Elon Musk has made a name for himself and Tesla by breaking the rules, but the billionaire’s latest comments on politics and a claim of sexual harassment against him that he said is untrue may hurt the brand in the eyes of some car owners and employees. Musk denied a report by Business Insider that he sexually harassed a flight attendant on a private jet in 2016, calling the person who made the claim a liar.
The previous day, the Tesla chief executive, in the midst of a contentious effort to buy Twitter Inc, said that he would now vote Republican instead of Democrat and called the Democrats a party of division and hate. Tesla also was cut this week from the widely followed S&P 500 ESG Index. Musk responded by calling such ratings around environmental, social and governance (ESG) issues a scam. He also questioned how the index could drop an electric car firm while adding oil and gas producers.
While Musk has made attention-grabbing headlines before once calling one critic a “pedo guy” on Twitter – the latest controversies again raise the question whether his outspokenness will tarnish his likeability. And, whether that will that hurt the carmaker’s sales. The left-leaning state is Tesla’s largest market, accounting for nearly 40% of the company’s U.S. retail registrations last year. Tesla sales in California were up almost 70% in the year.

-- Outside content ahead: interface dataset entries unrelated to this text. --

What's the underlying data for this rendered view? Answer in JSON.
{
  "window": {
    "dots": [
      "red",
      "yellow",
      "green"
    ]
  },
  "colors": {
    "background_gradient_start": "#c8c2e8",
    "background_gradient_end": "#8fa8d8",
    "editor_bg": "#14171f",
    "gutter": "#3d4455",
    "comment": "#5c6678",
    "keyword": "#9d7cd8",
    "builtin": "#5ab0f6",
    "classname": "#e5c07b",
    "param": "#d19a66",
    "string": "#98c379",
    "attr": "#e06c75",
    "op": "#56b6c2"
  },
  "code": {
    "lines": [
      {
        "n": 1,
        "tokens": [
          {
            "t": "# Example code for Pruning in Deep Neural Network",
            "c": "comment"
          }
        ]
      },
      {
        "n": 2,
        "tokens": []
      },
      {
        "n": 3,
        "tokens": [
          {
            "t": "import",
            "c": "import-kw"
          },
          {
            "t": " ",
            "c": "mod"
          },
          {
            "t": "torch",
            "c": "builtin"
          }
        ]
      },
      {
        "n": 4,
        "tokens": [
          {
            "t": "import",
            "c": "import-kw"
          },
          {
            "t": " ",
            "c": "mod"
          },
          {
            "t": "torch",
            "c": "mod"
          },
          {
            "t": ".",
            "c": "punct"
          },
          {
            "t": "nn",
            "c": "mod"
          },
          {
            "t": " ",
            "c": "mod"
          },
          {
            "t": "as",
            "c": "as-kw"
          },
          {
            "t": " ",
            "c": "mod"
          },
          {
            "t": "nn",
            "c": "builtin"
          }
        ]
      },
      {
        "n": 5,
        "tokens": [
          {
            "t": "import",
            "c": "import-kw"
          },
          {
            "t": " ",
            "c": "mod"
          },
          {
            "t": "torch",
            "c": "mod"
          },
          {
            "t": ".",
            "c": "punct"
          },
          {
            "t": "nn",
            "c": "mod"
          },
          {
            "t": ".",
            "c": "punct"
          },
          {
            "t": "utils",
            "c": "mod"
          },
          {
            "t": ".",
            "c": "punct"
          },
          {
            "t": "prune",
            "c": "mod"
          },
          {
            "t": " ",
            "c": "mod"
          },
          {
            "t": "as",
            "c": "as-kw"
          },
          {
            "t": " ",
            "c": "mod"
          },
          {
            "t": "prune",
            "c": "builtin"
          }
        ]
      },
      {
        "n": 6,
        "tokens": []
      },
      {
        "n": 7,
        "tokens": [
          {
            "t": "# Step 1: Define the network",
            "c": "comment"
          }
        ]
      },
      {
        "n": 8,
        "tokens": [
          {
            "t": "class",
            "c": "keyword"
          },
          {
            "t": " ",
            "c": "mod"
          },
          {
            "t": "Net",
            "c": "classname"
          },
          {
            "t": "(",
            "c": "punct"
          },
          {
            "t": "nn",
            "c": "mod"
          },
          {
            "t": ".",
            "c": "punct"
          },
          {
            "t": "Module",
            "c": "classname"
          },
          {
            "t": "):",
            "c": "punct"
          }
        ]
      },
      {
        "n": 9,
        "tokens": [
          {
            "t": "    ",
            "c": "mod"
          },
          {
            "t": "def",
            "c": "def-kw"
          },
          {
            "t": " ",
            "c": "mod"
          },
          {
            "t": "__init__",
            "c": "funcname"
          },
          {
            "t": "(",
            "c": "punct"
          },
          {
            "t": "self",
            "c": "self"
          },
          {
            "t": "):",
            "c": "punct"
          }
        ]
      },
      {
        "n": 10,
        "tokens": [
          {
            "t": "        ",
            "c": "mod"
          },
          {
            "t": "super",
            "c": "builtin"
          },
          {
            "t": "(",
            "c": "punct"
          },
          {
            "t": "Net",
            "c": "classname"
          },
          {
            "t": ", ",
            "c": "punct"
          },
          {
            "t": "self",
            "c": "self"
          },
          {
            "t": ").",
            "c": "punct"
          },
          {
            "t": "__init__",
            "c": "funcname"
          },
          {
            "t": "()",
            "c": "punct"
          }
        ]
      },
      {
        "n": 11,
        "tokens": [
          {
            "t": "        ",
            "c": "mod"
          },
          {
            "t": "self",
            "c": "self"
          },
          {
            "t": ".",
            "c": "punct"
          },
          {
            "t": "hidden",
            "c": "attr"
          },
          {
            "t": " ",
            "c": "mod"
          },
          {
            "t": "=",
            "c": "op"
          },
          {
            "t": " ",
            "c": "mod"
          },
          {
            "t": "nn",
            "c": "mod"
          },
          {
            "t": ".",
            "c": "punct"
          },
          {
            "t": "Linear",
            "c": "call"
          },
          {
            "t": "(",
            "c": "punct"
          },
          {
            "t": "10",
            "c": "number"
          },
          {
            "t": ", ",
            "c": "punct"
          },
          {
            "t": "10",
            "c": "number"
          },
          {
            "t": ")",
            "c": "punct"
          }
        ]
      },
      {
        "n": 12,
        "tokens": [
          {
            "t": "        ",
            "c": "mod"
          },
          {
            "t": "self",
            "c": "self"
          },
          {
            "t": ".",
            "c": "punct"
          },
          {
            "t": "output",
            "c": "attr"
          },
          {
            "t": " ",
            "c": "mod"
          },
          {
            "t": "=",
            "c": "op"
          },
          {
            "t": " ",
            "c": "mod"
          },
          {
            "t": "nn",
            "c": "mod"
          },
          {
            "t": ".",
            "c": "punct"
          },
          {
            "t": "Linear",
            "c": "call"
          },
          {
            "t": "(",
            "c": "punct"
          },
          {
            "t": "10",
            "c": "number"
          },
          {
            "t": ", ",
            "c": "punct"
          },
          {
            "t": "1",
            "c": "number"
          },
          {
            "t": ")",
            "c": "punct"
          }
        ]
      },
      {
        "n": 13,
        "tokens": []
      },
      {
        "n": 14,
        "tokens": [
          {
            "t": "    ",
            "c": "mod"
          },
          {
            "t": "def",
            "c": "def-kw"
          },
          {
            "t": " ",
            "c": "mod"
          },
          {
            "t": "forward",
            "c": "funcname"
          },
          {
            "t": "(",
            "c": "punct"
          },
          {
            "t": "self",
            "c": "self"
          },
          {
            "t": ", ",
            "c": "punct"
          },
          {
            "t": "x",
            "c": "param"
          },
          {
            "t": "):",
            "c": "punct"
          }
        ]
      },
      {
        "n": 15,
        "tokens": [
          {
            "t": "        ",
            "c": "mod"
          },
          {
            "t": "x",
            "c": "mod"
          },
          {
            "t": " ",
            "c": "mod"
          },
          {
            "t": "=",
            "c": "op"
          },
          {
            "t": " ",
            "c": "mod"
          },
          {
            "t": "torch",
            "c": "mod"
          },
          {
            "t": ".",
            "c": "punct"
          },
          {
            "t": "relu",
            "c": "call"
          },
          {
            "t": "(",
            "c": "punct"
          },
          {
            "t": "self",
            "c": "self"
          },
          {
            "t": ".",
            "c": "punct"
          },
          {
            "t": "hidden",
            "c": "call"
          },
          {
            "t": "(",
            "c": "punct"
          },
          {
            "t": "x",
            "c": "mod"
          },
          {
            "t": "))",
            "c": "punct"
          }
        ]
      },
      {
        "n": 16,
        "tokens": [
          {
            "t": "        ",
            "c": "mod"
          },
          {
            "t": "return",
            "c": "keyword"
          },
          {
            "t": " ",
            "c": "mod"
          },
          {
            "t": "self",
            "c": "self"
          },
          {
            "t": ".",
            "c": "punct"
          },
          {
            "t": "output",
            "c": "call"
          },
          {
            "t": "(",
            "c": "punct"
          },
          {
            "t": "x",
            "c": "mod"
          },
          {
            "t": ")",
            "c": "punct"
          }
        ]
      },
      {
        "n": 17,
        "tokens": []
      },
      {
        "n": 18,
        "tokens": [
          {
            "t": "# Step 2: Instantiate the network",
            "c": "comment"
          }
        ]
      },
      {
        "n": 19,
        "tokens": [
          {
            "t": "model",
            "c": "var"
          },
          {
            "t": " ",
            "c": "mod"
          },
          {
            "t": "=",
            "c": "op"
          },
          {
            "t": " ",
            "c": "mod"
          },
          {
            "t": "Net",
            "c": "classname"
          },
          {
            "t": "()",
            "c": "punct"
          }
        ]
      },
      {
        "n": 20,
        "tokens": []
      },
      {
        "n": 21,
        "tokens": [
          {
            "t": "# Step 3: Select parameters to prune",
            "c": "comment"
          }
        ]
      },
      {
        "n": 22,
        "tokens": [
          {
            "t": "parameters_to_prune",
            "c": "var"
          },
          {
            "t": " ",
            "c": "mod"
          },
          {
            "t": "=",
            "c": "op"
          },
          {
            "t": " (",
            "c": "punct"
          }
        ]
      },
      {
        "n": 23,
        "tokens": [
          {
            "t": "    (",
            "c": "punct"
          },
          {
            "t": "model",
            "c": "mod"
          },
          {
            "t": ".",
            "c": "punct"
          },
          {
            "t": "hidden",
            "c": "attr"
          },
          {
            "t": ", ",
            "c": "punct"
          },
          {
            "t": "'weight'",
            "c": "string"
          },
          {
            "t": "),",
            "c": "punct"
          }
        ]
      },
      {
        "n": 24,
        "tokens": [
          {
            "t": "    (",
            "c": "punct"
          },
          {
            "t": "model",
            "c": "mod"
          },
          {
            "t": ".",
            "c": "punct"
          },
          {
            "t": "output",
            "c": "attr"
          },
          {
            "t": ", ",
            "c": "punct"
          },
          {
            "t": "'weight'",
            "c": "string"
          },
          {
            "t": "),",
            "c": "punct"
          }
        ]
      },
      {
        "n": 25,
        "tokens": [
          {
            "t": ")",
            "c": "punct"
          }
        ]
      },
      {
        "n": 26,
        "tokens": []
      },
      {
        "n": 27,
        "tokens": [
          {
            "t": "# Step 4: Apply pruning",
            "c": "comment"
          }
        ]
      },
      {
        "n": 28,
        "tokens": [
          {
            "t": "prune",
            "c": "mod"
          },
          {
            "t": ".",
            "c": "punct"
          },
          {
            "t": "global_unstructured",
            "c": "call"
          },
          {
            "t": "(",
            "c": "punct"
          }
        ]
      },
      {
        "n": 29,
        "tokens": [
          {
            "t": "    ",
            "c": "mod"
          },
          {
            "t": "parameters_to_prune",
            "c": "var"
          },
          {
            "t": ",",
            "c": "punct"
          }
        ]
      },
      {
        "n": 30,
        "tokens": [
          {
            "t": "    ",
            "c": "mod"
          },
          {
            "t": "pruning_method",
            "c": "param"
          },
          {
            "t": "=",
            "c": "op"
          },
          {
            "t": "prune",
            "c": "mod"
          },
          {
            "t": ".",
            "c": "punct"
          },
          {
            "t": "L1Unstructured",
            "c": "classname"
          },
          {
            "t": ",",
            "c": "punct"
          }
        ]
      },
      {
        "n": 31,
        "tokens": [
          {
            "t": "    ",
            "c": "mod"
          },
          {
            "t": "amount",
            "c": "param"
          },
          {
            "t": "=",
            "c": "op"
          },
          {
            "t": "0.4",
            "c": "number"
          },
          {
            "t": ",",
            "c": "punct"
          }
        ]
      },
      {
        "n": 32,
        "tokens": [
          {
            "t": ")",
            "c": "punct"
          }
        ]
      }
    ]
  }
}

#BoycottTesla was trending on Twitter on Friday and several people claimed they were cancelling their car orders. Many institutional investors may stand by Musk no matter what given the company’s strong performance, but that doesn’t mean some aren’t frustrated. One Tesla employee, voiced frustration that Musk’s efforts outside Tesla appeared to be hurting the carmaker’s stock. On Friday, Tesla shares dropped almost 9%, knocking about $66 billion off of Tesla’s stock market value. If discussion around water coolers at work focused on the sexual harassment claim against Musk rather than Tesla products, the end result could be “corrosive” for the Tesla brand. This was stated by John Smith, a former group vice president at GM who ran global product planning. Tesla and SpaceX employees also could become “a little bit rattled and angry” because of Musk’s anti-Democratic party comments. Jason Stomel, founder of tech talent agency Cadre gave away this comment. Some industry observers wondering whether Musk and Tesla would simply shake off these latest controversies, as they have in the past.